Dylan wrote Blowin’ in the Wind performed by folk music trio Peter, Paul and Mary and released in August of 1963. According to Daniel Wolff in You Send Me: The Life and Times of Sam Cooke, the soul singer was impressed by Dylan’s ability to address civil rights issues in a song that was also a hit record. He was compelled to do the same and in December of that year, he did! It’s the lyrics that make Change one of the anthems of the civil rights era. Cooke wrote about being refused entry in public places, “I go to the movie and I go downtown, somebody keep telling me don’t hang around” and rejection from those who should help, perhaps the members of the clergy Dr. King addressed months earlier in his Letter from a Birmingham Jail, “Then I go to my brother and I say ‘brother, help me please.’ But he winds up knockin’ me back down on my knees.” The song ends in a majestic climax, a testament to the strength of those who never gave up, “There were times that I thought I wouldn’t last for long. But now I think I’m able to carry on.”

Released in 1964, the song has been covered by several artists including Otis Redding, Aretha Franklin and Terence Trent D’Arby. Many will recall hearing it throughout Mr. Obama’s first presidential run. Others may remember hearing him use one of the lyrics during his 2008 victory speech in Chicago, “It’s been a long time coming, but tonight, because of what we did on this date in this election at this defining moment change has come to America.” Bettye LaVette and Jon Bon Jovi performed Change at the 2009 inaugural concert. I am certain that when Cooke wrote this song 50 years ago, he never envisioned a national holiday for Dr. King or the reelection of the country’s first African-American president whose inaugural event included an invocation by Medgar Evers’ widow.

A Change Has Come.

Thanks for reading this. Please join me in Sounding Off by sharing your favorite rendition of Cooke’s classic song. I look forward to your response.

Kimberly Vann

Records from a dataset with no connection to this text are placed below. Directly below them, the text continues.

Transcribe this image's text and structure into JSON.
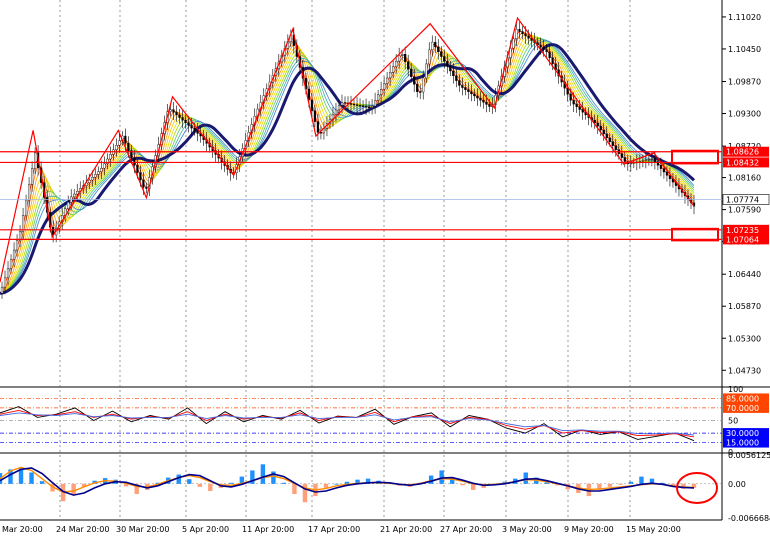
{
  "colors": {
    "background": "#ffffff",
    "grid": "#c8c8c8",
    "line_red": "#ff0000",
    "ma_navy": "#191970",
    "price_line": "#9fb6e6",
    "candle": "#000000",
    "rsi_black": "#000000",
    "rsi_red": "#ff0000",
    "rsi_blue": "#4169e1",
    "macd_hist_pos": "#1e90ff",
    "macd_hist_neg": "#ffa07a",
    "macd_signal": "#ff8c00",
    "macd_line": "#00008b",
    "level_blue": "#0000ff",
    "level_red": "#ff4500"
  },
  "chart_data": [
    {
      "type": "candlestick",
      "panel": "price",
      "y_ticks": [
        "1.11020",
        "1.10450",
        "1.09870",
        "1.09300",
        "1.08720",
        "1.08160",
        "1.07590",
        "1.07020",
        "1.06440",
        "1.05870",
        "1.05300",
        "1.04730"
      ],
      "ylim": [
        1.0445,
        1.1125
      ],
      "x_labels": [
        "Mar 20:00",
        "24 Mar 20:00",
        "30 Mar 20:00",
        "5 Apr 20:00",
        "11 Apr 20:00",
        "17 Apr 20:00",
        "21 Apr 20:00",
        "27 Apr 20:00",
        "3 May 20:00",
        "9 May 20:00",
        "15 May 20:00"
      ],
      "x_range": [
        0,
        690
      ],
      "price_path": [
        [
          0,
          1.061
        ],
        [
          20,
          1.072
        ],
        [
          35,
          1.086
        ],
        [
          52,
          1.071
        ],
        [
          70,
          1.078
        ],
        [
          100,
          1.083
        ],
        [
          122,
          1.089
        ],
        [
          145,
          1.079
        ],
        [
          168,
          1.094
        ],
        [
          200,
          1.089
        ],
        [
          232,
          1.082
        ],
        [
          255,
          1.093
        ],
        [
          290,
          1.107
        ],
        [
          318,
          1.089
        ],
        [
          340,
          1.095
        ],
        [
          370,
          1.094
        ],
        [
          400,
          1.104
        ],
        [
          418,
          1.096
        ],
        [
          430,
          1.106
        ],
        [
          458,
          1.098
        ],
        [
          490,
          1.094
        ],
        [
          515,
          1.108
        ],
        [
          545,
          1.104
        ],
        [
          570,
          1.095
        ],
        [
          595,
          1.091
        ],
        [
          625,
          1.084
        ],
        [
          650,
          1.085
        ],
        [
          670,
          1.081
        ],
        [
          692,
          1.0765
        ]
      ],
      "zigzag": [
        [
          0,
          1.063
        ],
        [
          33,
          1.09
        ],
        [
          52,
          1.071
        ],
        [
          118,
          1.09
        ],
        [
          146,
          1.078
        ],
        [
          172,
          1.096
        ],
        [
          233,
          1.082
        ],
        [
          292,
          1.108
        ],
        [
          315,
          1.089
        ],
        [
          429,
          1.109
        ],
        [
          493,
          1.094
        ],
        [
          516,
          1.11
        ],
        [
          622,
          1.084
        ],
        [
          652,
          1.086
        ],
        [
          692,
          1.0765
        ]
      ],
      "h_lines": [
        {
          "value": 1.0862,
          "label": "1.08626"
        },
        {
          "value": 1.0843,
          "label": "1.08432"
        },
        {
          "value": 1.0723,
          "label": "1.07235"
        },
        {
          "value": 1.0706,
          "label": "1.07064"
        }
      ],
      "current_price": {
        "value": 1.0777,
        "label": "1.07774"
      }
    },
    {
      "type": "line",
      "panel": "rsi",
      "y_ticks": [
        "100",
        "85.0000",
        "70.0000",
        "50",
        "30.0000",
        "15.0000",
        "0"
      ],
      "levels": [
        85,
        70,
        50,
        30,
        15
      ],
      "ylim": [
        0,
        100
      ],
      "series": [
        {
          "color_key": "rsi_black",
          "values": [
            62,
            72,
            55,
            60,
            70,
            50,
            65,
            48,
            58,
            52,
            70,
            45,
            64,
            48,
            58,
            52,
            66,
            46,
            57,
            55,
            68,
            44,
            56,
            62,
            40,
            58,
            52,
            38,
            30,
            45,
            24,
            35,
            28,
            32,
            20,
            25,
            30,
            18
          ]
        },
        {
          "color_key": "rsi_red",
          "values": [
            60,
            66,
            58,
            59,
            64,
            55,
            60,
            52,
            56,
            54,
            64,
            50,
            60,
            52,
            56,
            54,
            62,
            50,
            56,
            55,
            63,
            48,
            56,
            58,
            45,
            55,
            52,
            42,
            36,
            42,
            30,
            34,
            31,
            32,
            26,
            27,
            29,
            24
          ]
        },
        {
          "color_key": "rsi_blue",
          "values": [
            58,
            62,
            59,
            58,
            61,
            56,
            58,
            54,
            55,
            55,
            60,
            53,
            58,
            54,
            55,
            55,
            59,
            53,
            55,
            55,
            59,
            51,
            55,
            56,
            48,
            53,
            51,
            45,
            40,
            42,
            34,
            35,
            33,
            33,
            29,
            29,
            30,
            27
          ]
        }
      ]
    },
    {
      "type": "bar",
      "panel": "macd",
      "y_ticks": [
        "0.0056125",
        "0.00",
        "-0.0066684"
      ],
      "ylim": [
        -0.0066684,
        0.0056125
      ],
      "histogram": [
        2.1,
        2.8,
        3.0,
        2.2,
        0.5,
        -1.5,
        -3.4,
        -2.2,
        -0.6,
        0.6,
        1.1,
        0.8,
        -0.5,
        -2.0,
        -1.2,
        0.2,
        1.2,
        1.8,
        0.9,
        -0.6,
        -1.4,
        -0.8,
        0.2,
        1.4,
        2.6,
        3.8,
        2.4,
        0.2,
        -2.0,
        -3.6,
        -2.4,
        -0.8,
        0.0,
        0.4,
        0.8,
        1.0,
        0.6,
        0.3,
        -0.4,
        -0.6,
        0.2,
        1.6,
        2.6,
        1.2,
        -0.3,
        -1.2,
        -0.8,
        0.0,
        0.4,
        1.0,
        2.2,
        1.2,
        0.3,
        -0.3,
        -1.1,
        -1.8,
        -2.4,
        -1.2,
        -0.6,
        -0.2,
        0.4,
        1.4,
        1.0,
        0.2,
        -0.6,
        -1.0,
        -0.8
      ],
      "signal": [
        1.0,
        2.5,
        3.2,
        2.6,
        1.0,
        -0.6,
        -1.6,
        -1.4,
        -0.6,
        0.2,
        0.6,
        0.5,
        0.1,
        -0.5,
        -0.6,
        -0.1,
        0.6,
        1.2,
        1.6,
        1.2,
        0.4,
        -0.2,
        -0.3,
        0.1,
        0.6,
        1.2,
        1.5,
        1.0,
        0.1,
        -0.8,
        -1.2,
        -0.9,
        -0.4,
        -0.1,
        0.1,
        0.2,
        0.2,
        0.1,
        -0.1,
        -0.2,
        0.1,
        0.6,
        1.0,
        0.9,
        0.5,
        0.0,
        -0.2,
        -0.1,
        0.1,
        0.4,
        0.8,
        0.7,
        0.4,
        0.0,
        -0.4,
        -0.8,
        -1.1,
        -1.0,
        -0.8,
        -0.6,
        -0.4,
        -0.2,
        0.0,
        -0.1,
        -0.4,
        -0.6,
        -0.7
      ],
      "macd": [
        0.6,
        1.8,
        2.8,
        3.1,
        2.0,
        0.2,
        -1.5,
        -2.2,
        -1.8,
        -0.8,
        0.0,
        0.4,
        0.3,
        -0.3,
        -0.8,
        -0.4,
        0.4,
        1.2,
        1.8,
        1.6,
        0.6,
        -0.4,
        -0.6,
        -0.1,
        0.6,
        1.3,
        1.9,
        1.4,
        0.2,
        -1.0,
        -1.6,
        -1.4,
        -0.8,
        -0.3,
        0.0,
        0.2,
        0.3,
        0.2,
        -0.1,
        -0.3,
        0.0,
        0.5,
        1.1,
        1.2,
        0.7,
        0.1,
        -0.3,
        -0.2,
        0.0,
        0.4,
        0.9,
        1.0,
        0.6,
        0.1,
        -0.4,
        -1.0,
        -1.4,
        -1.4,
        -1.1,
        -0.8,
        -0.5,
        -0.1,
        0.1,
        -0.1,
        -0.5,
        -0.7,
        -0.8
      ]
    }
  ]
}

Disclaimers: All data and information provided on this site is for informational purposes only. Sounding Off makes no representations as to accuracy, completeness, or validity of any information on this site and will not be liable for any errors, omissions, or delays in this information or any losses, injuries, or damages arising from its display or use. Unless otherwise noted, Kimberly Vann is the legal copyright holder of the original material on this blog and it may not be used, reprinted, or published without her written consent.